The answer :
These factors are designated by roman numerals in the order in which the factors were
discovered, not the order in which they participate in the clotting process.

Factor Number Name

I Fibrinogen
II Prothombin
III Tissue factor
IV Calcium ion
V Proaccelerin (labile
VII Proconvertin (stabile
VIII Hemophilia A factor
IX Hemophilia B factor
X Stuart prower factor
XI Hemophilia C factor
XII Hageman factor
XIII Fibrin Stabilizing Factor
Fitzgerald High molecular weight
Fletcher Prekallekrein

Most of these clotting factors are plasma proteins synthesized by the liver. Normally,
they are always present in the plasma in an inactive form, such as fibrinogen and prothrombin.
Sorces :

Setiati, Siti, dkk. 2015. Internal Medicine. Jakarta : Interna Publishing

Source : Sherwood, Lauren. 2010 . Human Physiology From Cell to Sitem 7th . USA :

4. How long blood can clotting ?

Lee white method : 4 8 minute

5. Explain the relevantion of history of bleeding with kind of bleeding disorder ?

a. Von Willebrand disease
Definition : Heredititary bleeding disorder caused by a deficiency of Von Willebrand factor.
Tipically is an autosomal dominan inheritance
Classification :
There is 3 main variant of von willebrand disease
Quantitative disorder of FVW
Tipe 1 (partial deficiency)
This type of abnormalities are mild, and be come most cases (80% from von
willebrand patient). Followed by decrease from VIII factor
Tipe 3 (Kuantitatif disorder)
This tipe is the severest form. This tipe is rare.
Qualitative disorder of FVW
Tipe 2 (Kualitatif disorder)

Sources :

Hoffbrand, A. V. 2013. Kapita Selekta Hematology . Jakarta : EGC

Setiati, Siti, dkk. 2015. Internal Medicine.
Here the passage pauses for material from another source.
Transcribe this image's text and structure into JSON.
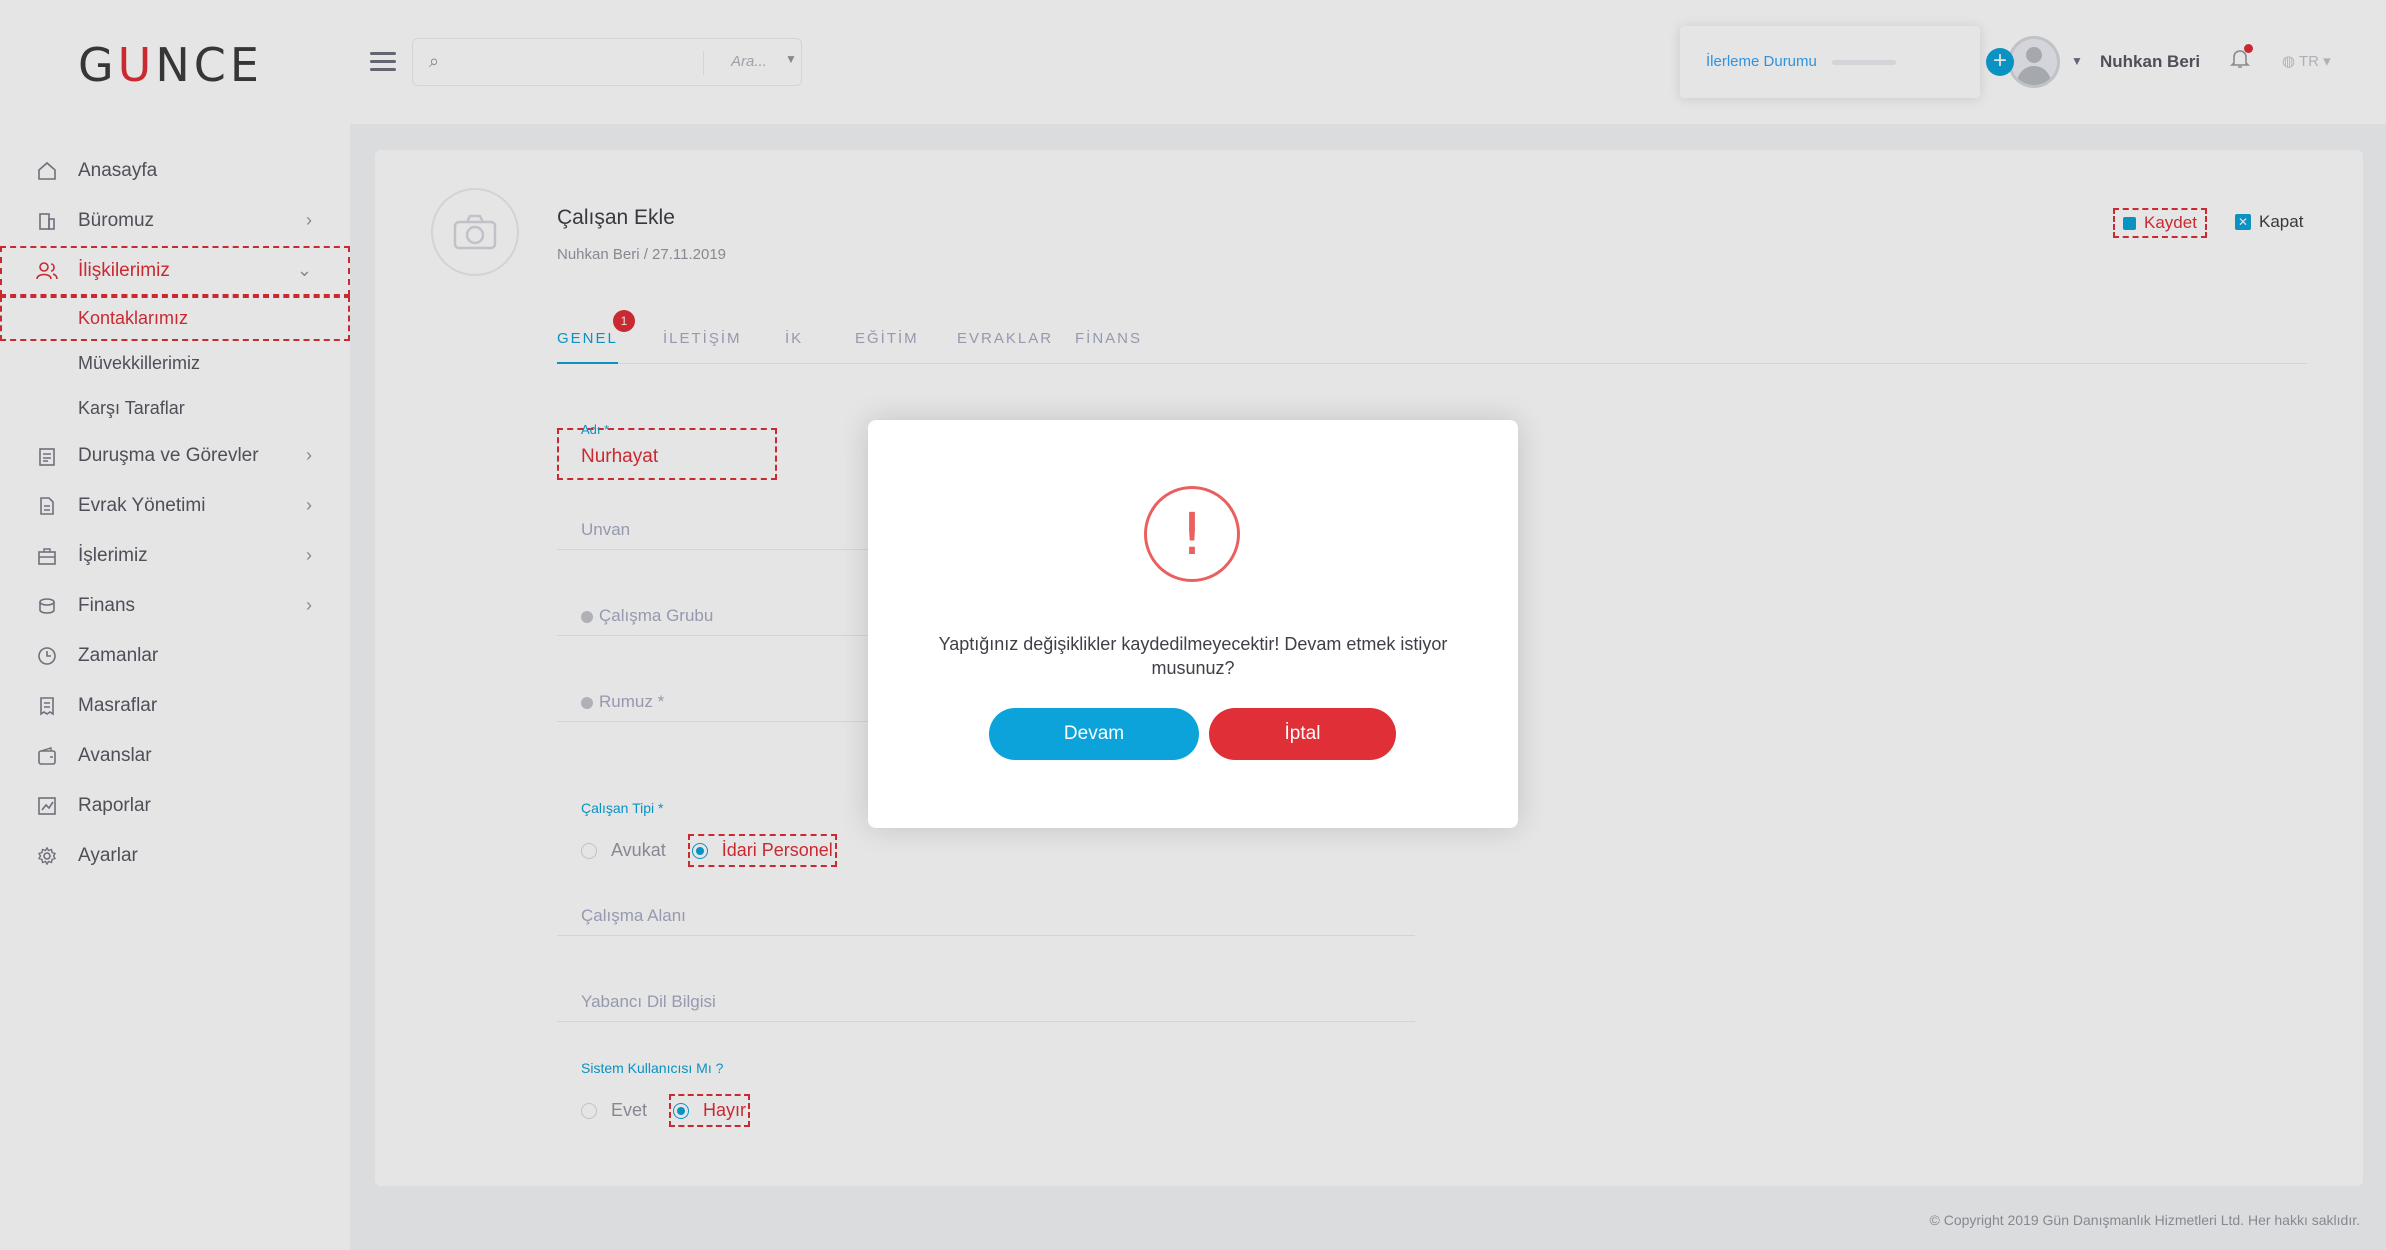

Jakarta : Interna Publishing

b. Hemophilia
X link-resesive
There is two classification of hemophilia, that is Hemophilia A and
Hemophilia B
Hemophilia A caused by F. VIII deficiency
Hemophilia B caused by F. IX deficiency
Hemophilia A is 85%, while hemophilia B is 15% of hemophilia cases.
Hemophilia is foun in men, and women mostly carier

The degree of hemophilia disease :

Severe : F. VIII/F. IX activity < 1 %

Moderate : F. VIII/F. IX activity 1-5 %
Mild : F. VIII/F. IX activity 5-30 %

6. What is disorder from the scenario ?